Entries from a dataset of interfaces
+ + +

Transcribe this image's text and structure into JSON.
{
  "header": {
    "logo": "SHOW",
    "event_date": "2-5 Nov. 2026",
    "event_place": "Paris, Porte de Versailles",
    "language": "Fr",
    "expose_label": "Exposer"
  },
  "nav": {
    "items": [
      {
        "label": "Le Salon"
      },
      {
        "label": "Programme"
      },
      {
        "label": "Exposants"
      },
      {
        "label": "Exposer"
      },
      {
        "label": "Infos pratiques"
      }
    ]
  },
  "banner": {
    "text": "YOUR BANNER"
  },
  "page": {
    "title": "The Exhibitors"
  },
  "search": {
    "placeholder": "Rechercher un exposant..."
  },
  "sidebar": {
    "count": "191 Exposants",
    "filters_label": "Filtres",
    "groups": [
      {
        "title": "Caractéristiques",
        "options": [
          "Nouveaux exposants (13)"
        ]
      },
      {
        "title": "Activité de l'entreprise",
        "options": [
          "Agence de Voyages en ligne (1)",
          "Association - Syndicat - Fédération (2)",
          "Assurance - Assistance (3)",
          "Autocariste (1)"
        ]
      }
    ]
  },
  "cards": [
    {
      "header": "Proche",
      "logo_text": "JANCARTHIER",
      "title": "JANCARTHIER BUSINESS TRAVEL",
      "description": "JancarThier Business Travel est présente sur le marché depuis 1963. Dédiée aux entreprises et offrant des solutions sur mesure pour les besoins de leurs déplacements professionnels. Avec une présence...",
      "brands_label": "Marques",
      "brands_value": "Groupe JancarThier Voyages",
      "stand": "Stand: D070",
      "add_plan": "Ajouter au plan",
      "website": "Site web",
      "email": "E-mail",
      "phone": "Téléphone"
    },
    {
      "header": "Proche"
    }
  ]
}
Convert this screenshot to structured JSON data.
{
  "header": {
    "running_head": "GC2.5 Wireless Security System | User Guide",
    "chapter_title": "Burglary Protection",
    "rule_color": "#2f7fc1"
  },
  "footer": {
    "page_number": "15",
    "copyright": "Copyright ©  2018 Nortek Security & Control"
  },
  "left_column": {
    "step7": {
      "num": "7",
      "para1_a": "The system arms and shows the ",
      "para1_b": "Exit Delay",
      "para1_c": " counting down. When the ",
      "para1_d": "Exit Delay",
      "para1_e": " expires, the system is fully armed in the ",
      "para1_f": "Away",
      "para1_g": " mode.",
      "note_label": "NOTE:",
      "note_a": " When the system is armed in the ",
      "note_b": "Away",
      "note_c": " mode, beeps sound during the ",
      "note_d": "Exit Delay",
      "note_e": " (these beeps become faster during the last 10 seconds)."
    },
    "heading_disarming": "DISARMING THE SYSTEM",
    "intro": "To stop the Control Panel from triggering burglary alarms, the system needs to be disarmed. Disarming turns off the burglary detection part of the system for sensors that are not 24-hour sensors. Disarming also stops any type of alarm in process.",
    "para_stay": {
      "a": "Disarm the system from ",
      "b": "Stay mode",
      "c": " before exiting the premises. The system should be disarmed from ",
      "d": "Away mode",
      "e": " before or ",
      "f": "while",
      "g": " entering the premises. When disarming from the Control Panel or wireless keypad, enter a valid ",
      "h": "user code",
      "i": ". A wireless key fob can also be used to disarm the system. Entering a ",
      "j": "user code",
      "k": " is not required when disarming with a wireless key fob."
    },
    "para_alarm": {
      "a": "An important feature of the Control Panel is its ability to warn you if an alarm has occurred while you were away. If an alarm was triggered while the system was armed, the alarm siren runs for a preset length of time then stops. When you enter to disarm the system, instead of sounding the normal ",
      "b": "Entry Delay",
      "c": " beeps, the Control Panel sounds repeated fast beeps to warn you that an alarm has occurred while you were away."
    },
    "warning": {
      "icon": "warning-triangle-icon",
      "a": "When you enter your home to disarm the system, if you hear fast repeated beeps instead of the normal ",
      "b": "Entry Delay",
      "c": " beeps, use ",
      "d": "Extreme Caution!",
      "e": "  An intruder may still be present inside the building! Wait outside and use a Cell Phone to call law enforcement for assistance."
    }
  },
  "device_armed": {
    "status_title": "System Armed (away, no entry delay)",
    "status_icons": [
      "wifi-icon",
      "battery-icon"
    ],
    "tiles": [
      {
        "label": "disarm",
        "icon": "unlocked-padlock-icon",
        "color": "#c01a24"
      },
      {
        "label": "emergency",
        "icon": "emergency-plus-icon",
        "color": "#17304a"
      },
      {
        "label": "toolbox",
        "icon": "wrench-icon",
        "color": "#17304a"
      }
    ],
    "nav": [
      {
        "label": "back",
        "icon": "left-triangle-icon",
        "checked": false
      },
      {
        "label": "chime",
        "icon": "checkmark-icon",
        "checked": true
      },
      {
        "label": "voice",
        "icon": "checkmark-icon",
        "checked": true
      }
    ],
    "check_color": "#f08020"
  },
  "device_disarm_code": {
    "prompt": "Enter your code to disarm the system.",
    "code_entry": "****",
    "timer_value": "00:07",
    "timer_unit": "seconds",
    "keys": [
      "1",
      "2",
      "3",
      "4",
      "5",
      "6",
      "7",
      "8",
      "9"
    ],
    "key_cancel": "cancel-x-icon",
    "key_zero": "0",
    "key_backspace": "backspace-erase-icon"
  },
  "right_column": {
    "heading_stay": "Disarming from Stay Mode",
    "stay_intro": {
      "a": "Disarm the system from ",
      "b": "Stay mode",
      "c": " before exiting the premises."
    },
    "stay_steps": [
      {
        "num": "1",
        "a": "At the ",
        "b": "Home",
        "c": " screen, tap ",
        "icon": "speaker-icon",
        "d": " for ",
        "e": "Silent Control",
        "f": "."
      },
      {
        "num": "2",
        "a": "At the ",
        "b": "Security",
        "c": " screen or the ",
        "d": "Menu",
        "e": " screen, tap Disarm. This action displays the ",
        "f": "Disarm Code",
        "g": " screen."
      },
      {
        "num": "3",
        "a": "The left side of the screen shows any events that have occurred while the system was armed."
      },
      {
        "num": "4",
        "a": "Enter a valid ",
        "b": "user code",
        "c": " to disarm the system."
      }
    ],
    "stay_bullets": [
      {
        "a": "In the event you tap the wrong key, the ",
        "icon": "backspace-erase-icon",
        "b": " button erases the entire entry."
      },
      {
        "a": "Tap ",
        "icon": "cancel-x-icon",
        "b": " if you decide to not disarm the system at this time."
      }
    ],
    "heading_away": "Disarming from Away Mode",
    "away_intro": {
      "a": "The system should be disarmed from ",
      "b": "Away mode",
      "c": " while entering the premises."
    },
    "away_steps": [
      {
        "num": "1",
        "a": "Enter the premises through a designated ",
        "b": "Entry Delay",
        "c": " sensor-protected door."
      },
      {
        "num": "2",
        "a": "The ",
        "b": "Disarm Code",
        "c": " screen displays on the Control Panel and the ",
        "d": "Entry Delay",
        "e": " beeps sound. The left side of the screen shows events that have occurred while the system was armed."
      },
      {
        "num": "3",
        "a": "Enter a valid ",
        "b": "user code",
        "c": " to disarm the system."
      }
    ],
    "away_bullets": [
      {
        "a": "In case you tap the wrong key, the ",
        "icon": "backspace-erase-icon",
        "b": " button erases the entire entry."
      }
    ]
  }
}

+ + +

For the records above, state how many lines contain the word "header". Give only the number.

4